• **Listed records**:
_ _ _

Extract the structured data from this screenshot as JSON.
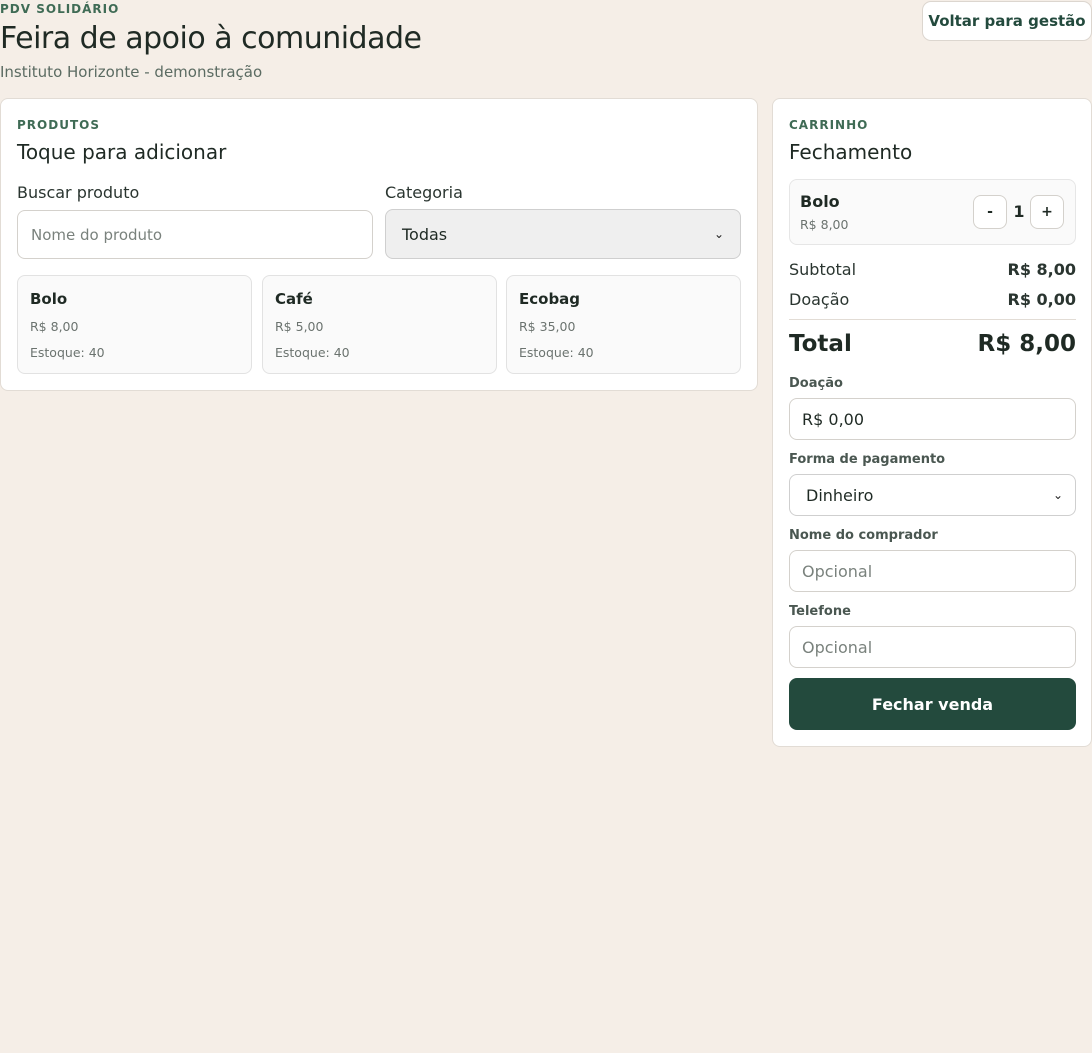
{
  "header": {
    "eyebrow": "PDV SOLIDÁRIO",
    "title": "Feira de apoio à comunidade",
    "subtitle": "Instituto Horizonte - demonstração",
    "back_label": "Voltar para gestão"
  },
  "products_panel": {
    "eyebrow": "PRODUTOS",
    "title": "Toque para adicionar",
    "search_label": "Buscar produto",
    "search_placeholder": "Nome do produto",
    "category_label": "Categoria",
    "category_value": "Todas",
    "products": [
      {
        "name": "Bolo",
        "price": "R$ 8,00",
        "stock": "Estoque: 40"
      },
      {
        "name": "Café",
        "price": "R$ 5,00",
        "stock": "Estoque: 40"
      },
      {
        "name": "Ecobag",
        "price": "R$ 35,00",
        "stock": "Estoque: 40"
      }
    ]
  },
  "cart": {
    "eyebrow": "CARRINHO",
    "title": "Fechamento",
    "items": [
      {
        "name": "Bolo",
        "price": "R$ 8,00",
        "qty": "1",
        "dec_label": "-",
        "inc_label": "+"
      }
    ],
    "subtotal_label": "Subtotal",
    "subtotal_value": "R$ 8,00",
    "donation_label": "Doação",
    "donation_value": "R$ 0,00",
    "total_label": "Total",
    "total_value": "R$ 8,00",
    "donation_field_label": "Doação",
    "donation_field_value": "R$ 0,00",
    "payment_label": "Forma de pagamento",
    "payment_value": "Dinheiro",
    "buyer_label": "Nome do comprador",
    "buyer_placeholder": "Opcional",
    "phone_label": "Telefone",
    "phone_placeholder": "Opcional",
    "submit_label": "Fechar venda"
  },
  "colors": {
    "background": "#f5eee7",
    "accent": "#234a3d",
    "eyebrow": "#3f6b55"
  }
}
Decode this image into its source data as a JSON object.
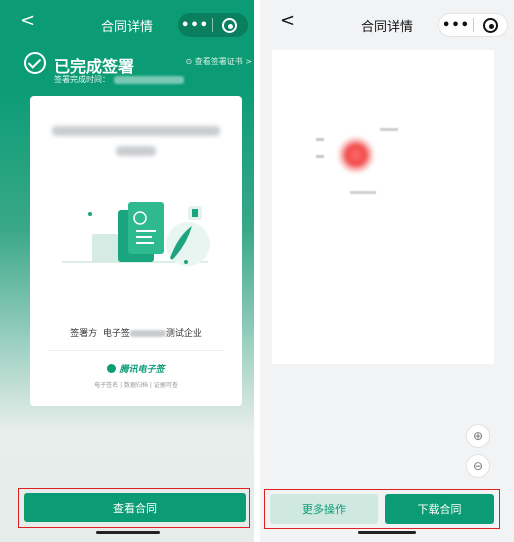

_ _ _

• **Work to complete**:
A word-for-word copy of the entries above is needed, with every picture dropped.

• **Output of the task**:
Extract the structured data from this screenshot as JSON.
{
  "header": {
    "eyebrow": "PDV SOLIDÁRIO",
    "title": "Feira de apoio à comunidade",
    "subtitle": "Instituto Horizonte - demonstração",
    "back_label": "Voltar para gestão"
  },
  "products_panel": {
    "eyebrow": "PRODUTOS",
    "title": "Toque para adicionar",
    "search_label": "Buscar produto",
    "search_placeholder": "Nome do produto",
    "category_label": "Categoria",
    "category_value": "Todas",
    "products": [
      {
        "name": "Bolo",
        "price": "R$ 8,00",
        "stock": "Estoque: 40"
      },
      {
        "name": "Café",
        "price": "R$ 5,00",
        "stock": "Estoque: 40"
      },
      {
        "name": "Ecobag",
        "price": "R$ 35,00",
        "stock": "Estoque: 40"
      }
    ]
  },
  "cart": {
    "eyebrow": "CARRINHO",
    "title": "Fechamento",
    "items": [
      {
        "name": "Bolo",
        "price": "R$ 8,00",
        "qty": "1",
        "dec_label": "-",
        "inc_label": "+"
      }
    ],
    "subtotal_label": "Subtotal",
    "subtotal_value": "R$ 8,00",
    "donation_label": "Doação",
    "donation_value": "R$ 0,00",
    "total_label": "Total",
    "total_value": "R$ 8,00",
    "donation_field_label": "Doação",
    "donation_field_value": "R$ 0,00",
    "payment_label": "Forma de pagamento",
    "payment_value": "Dinheiro",
    "buyer_label": "Nome do comprador",
    "buyer_placeholder": "Opcional",
    "phone_label": "Telefone",
    "phone_placeholder": "Opcional",
    "submit_label": "Fechar venda"
  },
  "colors": {
    "background": "#f5eee7",
    "accent": "#234a3d",
    "eyebrow": "#3f6b55"
  }
}
Decode this image into its source data as a JSON object.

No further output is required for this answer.